@Vikdor: I don't know why you say the largest value is not known, when the question clearly says "List is fixed." –  Ben Voigt Sep 26 '12 at 3:55
So, you would iterate through the list to find the largest value which incurs O(n) and that would be fine? Got it. –  Vikdor Sep 26 '12 at 3:57
@Vikdor: But you only have to do that once, not for every lookup. So the amortized cost becomes O(1). –  Ben Voigt Sep 26 '12 at 3:58
Since the number of lookup will be in millons.
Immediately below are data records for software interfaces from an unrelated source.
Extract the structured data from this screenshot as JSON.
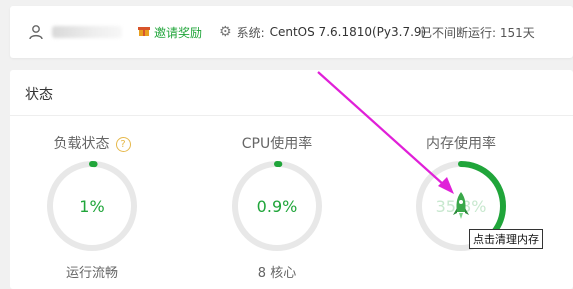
{
  "topbar": {
    "user_icon": "user-icon",
    "invite_icon": "gift-icon",
    "invite_label": "邀请奖励",
    "system_icon": "gear-icon",
    "system_label": "系统:",
    "system_value": "CentOS 7.6.1810(Py3.7.9)",
    "uptime_label": "已不间断运行: 151天"
  },
  "status": {
    "title": "状态",
    "gauges": [
      {
        "label": "负载状态",
        "value": "1%",
        "percent": 0.01,
        "sub": "运行流畅",
        "help": "?"
      },
      {
        "label": "CPU使用率",
        "value": "0.9%",
        "percent": 0.009,
        "sub": "8 核心"
      },
      {
        "label": "内存使用率",
        "value": "35.8%",
        "percent": 0.358,
        "sub": ""
      }
    ],
    "tooltip": "点击清理内存"
  },
  "colors": {
    "accent": "#20a53a",
    "track": "#e8e8e8",
    "annotation": "#e020d8"
  }
}
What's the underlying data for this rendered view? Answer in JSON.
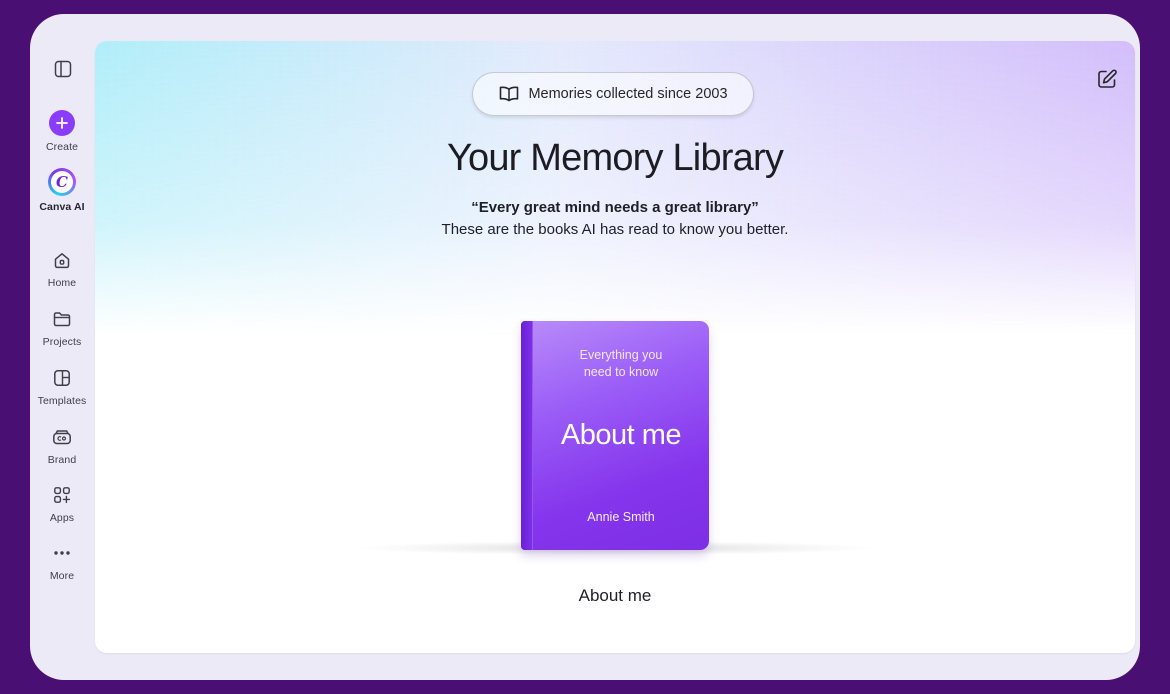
{
  "sidebar": {
    "toggle_icon": "sidebar-panel-icon",
    "items": [
      {
        "label": "Create",
        "icon": "plus-icon"
      },
      {
        "label": "Canva AI",
        "icon": "canva-ai-icon"
      },
      {
        "label": "Home",
        "icon": "home-icon"
      },
      {
        "label": "Projects",
        "icon": "folder-icon"
      },
      {
        "label": "Templates",
        "icon": "templates-icon"
      },
      {
        "label": "Brand",
        "icon": "brand-icon"
      },
      {
        "label": "Apps",
        "icon": "apps-icon"
      },
      {
        "label": "More",
        "icon": "more-icon"
      }
    ],
    "canva_ai_glyph": "C"
  },
  "header": {
    "pill_text": "Memories collected since 2003",
    "pill_icon": "open-book-icon",
    "title": "Your Memory Library",
    "quote": "“Every great mind needs a great library”",
    "subtitle": "These are the books AI has read to know you better.",
    "edit_icon": "edit-icon"
  },
  "book": {
    "top_text_line1": "Everything you",
    "top_text_line2": "need to know",
    "title": "About me",
    "author": "Annie Smith",
    "caption": "About me"
  },
  "colors": {
    "background": "#4a0f72",
    "accent": "#8b3dff",
    "book": "#8535ec"
  }
}
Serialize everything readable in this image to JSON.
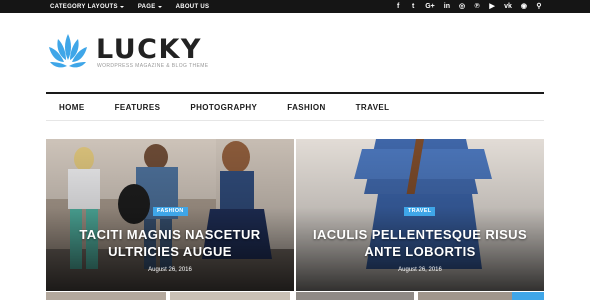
{
  "topbar": {
    "nav": [
      {
        "label": "CATEGORY LAYOUTS",
        "dropdown": true
      },
      {
        "label": "PAGE",
        "dropdown": true
      },
      {
        "label": "ABOUT US",
        "dropdown": false
      }
    ],
    "social": [
      {
        "icon": "facebook-icon",
        "glyph": "f"
      },
      {
        "icon": "twitter-icon",
        "glyph": "t"
      },
      {
        "icon": "google-plus-icon",
        "glyph": "G+"
      },
      {
        "icon": "linkedin-icon",
        "glyph": "in"
      },
      {
        "icon": "instagram-icon",
        "glyph": "◎"
      },
      {
        "icon": "pinterest-icon",
        "glyph": "℗"
      },
      {
        "icon": "youtube-icon",
        "glyph": "▶"
      },
      {
        "icon": "vk-icon",
        "glyph": "vk"
      },
      {
        "icon": "rss-icon",
        "glyph": "◉"
      },
      {
        "icon": "search-icon",
        "glyph": "⚲"
      }
    ]
  },
  "logo": {
    "title": "LUCKY",
    "subtitle": "WORDPRESS MAGAZINE & BLOG THEME",
    "accent": "#3fa6e8"
  },
  "main_nav": [
    "HOME",
    "FEATURES",
    "PHOTOGRAPHY",
    "FASHION",
    "TRAVEL"
  ],
  "featured": [
    {
      "category": "FASHION",
      "title": "TACITI MAGNIS NASCETUR ULTRICIES AUGUE",
      "date": "August 26, 2016"
    },
    {
      "category": "TRAVEL",
      "title": "IACULIS PELLENTESQUE RISUS ANTE LOBORTIS",
      "date": "August 26, 2016"
    }
  ],
  "colors": {
    "topbar": "#151515",
    "accent": "#3fa6e8",
    "text": "#1a1a1a"
  }
}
The pre-processing over head like sorting is acceptable –  chandras Sep 26 '12 at 4:33